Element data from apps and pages
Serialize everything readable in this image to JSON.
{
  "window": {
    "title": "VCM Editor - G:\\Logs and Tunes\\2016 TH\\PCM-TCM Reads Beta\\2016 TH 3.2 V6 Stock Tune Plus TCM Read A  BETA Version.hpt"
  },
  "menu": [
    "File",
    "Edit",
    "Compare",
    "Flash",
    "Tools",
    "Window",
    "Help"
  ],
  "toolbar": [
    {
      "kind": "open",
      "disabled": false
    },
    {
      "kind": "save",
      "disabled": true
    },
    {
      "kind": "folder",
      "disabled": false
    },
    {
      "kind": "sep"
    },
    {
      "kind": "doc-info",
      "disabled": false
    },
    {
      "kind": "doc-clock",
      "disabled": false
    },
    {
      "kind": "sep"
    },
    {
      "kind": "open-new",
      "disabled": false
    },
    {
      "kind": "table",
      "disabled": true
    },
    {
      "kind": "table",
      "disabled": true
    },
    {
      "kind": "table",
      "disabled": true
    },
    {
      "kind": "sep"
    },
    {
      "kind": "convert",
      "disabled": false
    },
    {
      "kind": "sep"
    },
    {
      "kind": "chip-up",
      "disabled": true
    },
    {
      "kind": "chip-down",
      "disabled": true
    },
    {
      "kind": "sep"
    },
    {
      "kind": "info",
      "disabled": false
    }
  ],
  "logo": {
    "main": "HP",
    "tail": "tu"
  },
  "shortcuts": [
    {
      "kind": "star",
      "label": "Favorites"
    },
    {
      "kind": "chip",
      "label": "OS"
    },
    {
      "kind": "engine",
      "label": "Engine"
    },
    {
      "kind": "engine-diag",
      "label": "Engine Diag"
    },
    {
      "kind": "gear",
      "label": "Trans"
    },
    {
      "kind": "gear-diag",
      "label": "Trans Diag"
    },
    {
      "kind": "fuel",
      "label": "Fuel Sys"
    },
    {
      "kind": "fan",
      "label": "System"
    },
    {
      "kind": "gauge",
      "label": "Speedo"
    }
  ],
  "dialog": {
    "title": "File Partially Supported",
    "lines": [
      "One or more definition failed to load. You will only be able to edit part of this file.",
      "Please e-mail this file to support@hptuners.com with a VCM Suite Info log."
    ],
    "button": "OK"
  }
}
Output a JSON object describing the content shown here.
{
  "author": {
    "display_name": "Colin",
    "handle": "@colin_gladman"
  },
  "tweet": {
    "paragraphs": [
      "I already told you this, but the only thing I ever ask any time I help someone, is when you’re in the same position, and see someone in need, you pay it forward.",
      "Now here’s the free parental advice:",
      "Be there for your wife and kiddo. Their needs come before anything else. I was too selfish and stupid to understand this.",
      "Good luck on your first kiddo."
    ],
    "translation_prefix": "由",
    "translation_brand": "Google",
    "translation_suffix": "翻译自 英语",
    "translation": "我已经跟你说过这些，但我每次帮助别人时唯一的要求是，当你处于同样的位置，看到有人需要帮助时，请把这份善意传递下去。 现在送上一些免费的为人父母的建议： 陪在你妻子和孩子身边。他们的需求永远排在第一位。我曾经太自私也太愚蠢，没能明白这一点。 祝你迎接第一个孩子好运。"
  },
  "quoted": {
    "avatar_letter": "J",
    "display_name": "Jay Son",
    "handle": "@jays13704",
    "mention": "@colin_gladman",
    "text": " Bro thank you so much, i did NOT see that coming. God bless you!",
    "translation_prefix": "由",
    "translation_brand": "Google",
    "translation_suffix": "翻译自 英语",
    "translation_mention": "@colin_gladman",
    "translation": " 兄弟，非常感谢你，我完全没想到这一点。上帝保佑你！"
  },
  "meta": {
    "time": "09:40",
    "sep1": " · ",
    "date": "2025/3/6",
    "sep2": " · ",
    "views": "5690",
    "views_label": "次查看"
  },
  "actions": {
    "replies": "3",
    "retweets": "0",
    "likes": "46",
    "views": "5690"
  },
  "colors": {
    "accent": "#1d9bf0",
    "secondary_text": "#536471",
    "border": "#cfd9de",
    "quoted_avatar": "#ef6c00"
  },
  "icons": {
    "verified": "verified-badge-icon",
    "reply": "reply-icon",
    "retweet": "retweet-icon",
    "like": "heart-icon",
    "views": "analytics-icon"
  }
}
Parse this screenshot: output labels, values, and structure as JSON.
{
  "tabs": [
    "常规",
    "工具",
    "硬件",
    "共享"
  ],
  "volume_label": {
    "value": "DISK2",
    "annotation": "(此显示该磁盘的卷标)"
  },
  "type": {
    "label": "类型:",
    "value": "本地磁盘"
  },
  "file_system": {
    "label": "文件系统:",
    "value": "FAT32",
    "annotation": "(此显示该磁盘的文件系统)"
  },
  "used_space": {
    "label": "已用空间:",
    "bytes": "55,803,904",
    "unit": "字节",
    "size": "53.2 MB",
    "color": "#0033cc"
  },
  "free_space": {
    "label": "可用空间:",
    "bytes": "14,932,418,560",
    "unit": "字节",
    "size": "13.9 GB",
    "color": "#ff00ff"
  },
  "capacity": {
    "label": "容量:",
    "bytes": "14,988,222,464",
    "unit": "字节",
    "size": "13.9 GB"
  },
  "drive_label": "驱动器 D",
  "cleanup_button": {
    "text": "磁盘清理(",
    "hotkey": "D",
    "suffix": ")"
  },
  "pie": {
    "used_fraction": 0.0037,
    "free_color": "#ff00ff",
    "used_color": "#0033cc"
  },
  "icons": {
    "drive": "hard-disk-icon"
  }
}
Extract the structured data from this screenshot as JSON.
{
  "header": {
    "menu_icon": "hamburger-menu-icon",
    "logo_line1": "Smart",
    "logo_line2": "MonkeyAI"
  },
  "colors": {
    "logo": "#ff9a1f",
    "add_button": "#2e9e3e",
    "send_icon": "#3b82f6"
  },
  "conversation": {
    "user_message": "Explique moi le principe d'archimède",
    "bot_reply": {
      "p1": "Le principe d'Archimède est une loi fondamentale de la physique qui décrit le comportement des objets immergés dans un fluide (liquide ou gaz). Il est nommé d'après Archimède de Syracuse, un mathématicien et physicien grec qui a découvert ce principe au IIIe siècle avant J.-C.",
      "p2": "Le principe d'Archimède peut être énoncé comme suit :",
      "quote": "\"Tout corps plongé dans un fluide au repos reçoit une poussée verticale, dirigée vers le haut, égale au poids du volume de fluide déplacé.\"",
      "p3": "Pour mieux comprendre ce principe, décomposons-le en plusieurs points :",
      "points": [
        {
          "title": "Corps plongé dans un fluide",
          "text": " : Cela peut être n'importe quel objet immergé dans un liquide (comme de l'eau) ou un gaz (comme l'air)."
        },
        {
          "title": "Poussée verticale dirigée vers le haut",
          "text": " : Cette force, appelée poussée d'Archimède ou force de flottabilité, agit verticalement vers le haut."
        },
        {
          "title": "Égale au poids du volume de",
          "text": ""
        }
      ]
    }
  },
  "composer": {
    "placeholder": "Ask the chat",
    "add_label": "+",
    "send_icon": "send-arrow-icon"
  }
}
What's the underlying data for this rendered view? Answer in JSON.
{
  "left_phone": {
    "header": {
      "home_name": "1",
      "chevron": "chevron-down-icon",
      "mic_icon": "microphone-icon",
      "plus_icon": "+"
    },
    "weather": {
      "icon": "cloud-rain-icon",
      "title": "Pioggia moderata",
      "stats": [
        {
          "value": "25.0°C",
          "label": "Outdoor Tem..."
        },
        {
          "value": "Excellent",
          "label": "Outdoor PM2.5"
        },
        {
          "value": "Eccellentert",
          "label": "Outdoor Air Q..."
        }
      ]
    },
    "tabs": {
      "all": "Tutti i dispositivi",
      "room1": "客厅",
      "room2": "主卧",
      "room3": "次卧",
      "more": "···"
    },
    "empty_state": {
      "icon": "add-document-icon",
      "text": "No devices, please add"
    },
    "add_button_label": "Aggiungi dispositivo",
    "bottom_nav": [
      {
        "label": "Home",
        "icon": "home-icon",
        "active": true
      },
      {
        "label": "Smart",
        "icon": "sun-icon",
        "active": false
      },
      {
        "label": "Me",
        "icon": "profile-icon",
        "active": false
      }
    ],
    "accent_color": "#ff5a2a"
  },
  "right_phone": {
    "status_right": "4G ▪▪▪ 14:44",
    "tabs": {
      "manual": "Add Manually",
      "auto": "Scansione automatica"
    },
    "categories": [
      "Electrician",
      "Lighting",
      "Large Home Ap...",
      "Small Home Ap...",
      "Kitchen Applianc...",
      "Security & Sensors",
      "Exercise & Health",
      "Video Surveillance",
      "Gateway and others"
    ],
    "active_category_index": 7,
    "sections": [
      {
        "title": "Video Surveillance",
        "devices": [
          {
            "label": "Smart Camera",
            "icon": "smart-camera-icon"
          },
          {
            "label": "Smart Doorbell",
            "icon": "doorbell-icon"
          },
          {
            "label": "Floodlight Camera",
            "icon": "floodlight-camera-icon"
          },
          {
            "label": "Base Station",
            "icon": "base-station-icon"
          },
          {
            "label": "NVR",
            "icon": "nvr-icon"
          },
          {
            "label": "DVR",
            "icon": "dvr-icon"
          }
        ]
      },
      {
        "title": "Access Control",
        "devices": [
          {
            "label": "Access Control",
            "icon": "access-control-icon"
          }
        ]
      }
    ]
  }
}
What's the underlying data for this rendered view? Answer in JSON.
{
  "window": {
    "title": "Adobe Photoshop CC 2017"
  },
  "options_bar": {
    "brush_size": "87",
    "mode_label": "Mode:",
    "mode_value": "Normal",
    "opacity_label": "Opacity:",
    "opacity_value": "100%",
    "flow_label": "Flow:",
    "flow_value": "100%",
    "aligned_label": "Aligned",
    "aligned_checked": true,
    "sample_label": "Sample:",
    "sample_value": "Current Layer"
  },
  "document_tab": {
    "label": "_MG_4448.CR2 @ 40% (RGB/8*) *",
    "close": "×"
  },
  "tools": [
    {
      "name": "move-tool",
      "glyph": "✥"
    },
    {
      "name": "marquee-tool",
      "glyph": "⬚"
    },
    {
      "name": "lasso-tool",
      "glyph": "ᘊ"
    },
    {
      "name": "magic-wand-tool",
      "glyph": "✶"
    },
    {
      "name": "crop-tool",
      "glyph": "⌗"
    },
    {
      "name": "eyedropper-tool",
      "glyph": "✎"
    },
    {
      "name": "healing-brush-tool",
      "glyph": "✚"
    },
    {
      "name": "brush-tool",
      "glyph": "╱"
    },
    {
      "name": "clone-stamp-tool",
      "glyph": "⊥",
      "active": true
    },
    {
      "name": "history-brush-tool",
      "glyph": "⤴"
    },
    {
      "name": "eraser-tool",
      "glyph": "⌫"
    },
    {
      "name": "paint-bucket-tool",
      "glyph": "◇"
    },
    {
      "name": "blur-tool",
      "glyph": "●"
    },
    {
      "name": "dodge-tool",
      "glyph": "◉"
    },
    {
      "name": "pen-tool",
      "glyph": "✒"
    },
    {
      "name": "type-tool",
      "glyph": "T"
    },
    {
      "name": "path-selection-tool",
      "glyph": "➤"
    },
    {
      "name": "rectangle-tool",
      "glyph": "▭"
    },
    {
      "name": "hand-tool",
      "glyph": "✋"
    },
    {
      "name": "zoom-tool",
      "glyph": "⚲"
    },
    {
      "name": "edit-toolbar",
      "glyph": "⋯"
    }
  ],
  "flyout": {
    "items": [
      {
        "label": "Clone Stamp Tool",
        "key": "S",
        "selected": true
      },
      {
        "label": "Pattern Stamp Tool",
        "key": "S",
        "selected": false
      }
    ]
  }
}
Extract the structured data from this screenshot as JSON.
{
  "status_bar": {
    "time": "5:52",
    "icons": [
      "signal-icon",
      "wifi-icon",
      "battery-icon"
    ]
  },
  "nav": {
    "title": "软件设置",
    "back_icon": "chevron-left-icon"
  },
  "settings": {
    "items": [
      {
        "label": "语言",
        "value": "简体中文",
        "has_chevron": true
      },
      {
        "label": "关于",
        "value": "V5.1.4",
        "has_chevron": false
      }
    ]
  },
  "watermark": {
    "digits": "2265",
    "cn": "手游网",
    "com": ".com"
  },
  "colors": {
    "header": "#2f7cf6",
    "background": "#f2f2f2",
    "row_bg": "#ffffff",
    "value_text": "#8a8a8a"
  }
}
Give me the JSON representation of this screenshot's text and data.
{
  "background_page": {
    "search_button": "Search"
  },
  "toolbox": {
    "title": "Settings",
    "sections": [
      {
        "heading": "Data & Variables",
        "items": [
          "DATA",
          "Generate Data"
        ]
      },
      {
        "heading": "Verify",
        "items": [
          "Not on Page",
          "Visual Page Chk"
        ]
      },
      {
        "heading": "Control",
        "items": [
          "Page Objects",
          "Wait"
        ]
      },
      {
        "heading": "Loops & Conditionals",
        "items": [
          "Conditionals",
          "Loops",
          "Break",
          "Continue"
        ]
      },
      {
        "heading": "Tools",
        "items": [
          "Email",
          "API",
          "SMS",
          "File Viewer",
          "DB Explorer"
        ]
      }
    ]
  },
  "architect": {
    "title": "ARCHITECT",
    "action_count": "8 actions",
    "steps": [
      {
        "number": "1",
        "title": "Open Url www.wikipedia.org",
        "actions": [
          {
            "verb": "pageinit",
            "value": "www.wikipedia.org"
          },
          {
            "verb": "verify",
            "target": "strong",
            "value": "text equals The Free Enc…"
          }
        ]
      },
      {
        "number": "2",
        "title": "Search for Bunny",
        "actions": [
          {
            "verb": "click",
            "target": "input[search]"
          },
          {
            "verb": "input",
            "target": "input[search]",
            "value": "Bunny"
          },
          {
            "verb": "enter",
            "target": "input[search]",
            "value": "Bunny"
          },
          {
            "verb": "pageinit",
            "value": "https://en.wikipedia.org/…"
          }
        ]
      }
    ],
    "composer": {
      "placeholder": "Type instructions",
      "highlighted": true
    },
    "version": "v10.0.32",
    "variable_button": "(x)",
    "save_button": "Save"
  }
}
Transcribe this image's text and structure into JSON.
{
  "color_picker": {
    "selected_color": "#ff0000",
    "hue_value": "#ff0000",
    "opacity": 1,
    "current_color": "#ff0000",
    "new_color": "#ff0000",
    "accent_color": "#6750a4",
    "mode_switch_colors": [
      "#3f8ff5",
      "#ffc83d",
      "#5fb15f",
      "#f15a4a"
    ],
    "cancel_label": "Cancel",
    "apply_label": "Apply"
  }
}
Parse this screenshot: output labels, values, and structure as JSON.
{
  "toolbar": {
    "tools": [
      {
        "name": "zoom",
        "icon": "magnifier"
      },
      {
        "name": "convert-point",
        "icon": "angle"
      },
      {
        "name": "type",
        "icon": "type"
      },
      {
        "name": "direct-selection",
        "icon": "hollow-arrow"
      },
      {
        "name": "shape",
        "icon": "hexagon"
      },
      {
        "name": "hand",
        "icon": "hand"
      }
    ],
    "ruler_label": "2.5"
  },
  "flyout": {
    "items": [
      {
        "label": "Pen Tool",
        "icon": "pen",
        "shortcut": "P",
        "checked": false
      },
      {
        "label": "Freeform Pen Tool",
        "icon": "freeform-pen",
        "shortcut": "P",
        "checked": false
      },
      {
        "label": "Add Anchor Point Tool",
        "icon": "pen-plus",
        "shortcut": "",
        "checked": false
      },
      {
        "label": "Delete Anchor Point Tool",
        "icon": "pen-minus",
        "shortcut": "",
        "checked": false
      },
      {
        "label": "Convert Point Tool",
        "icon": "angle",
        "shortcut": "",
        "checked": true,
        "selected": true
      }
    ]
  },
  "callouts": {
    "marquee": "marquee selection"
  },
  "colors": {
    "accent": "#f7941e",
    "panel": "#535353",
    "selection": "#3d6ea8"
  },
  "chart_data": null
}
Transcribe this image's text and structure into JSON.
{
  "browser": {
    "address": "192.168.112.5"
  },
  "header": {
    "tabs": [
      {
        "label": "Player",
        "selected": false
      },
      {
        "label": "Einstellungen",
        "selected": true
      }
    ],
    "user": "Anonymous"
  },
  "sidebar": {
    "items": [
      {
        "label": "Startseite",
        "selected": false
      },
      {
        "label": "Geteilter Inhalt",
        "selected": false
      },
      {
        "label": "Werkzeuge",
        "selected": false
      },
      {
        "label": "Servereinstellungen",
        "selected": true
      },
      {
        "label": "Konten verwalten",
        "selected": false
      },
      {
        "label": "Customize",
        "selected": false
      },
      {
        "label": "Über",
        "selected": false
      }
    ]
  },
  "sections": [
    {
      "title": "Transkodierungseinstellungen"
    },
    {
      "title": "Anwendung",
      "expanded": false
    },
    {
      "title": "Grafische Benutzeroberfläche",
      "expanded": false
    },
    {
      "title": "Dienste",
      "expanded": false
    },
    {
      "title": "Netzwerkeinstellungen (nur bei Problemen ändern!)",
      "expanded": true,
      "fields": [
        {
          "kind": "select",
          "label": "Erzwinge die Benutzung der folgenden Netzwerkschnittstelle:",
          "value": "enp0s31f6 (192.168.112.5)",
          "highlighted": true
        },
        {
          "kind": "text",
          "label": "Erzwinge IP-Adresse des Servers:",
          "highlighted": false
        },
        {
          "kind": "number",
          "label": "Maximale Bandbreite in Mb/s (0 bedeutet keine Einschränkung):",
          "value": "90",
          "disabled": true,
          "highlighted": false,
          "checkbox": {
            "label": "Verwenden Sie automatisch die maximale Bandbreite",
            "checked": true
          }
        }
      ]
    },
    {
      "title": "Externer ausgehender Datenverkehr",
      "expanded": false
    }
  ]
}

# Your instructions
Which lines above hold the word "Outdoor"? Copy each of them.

# Task output
          "label": "Outdoor Tem..."
          "label": "Outdoor PM2.5"
          "label": "Outdoor Air Q..."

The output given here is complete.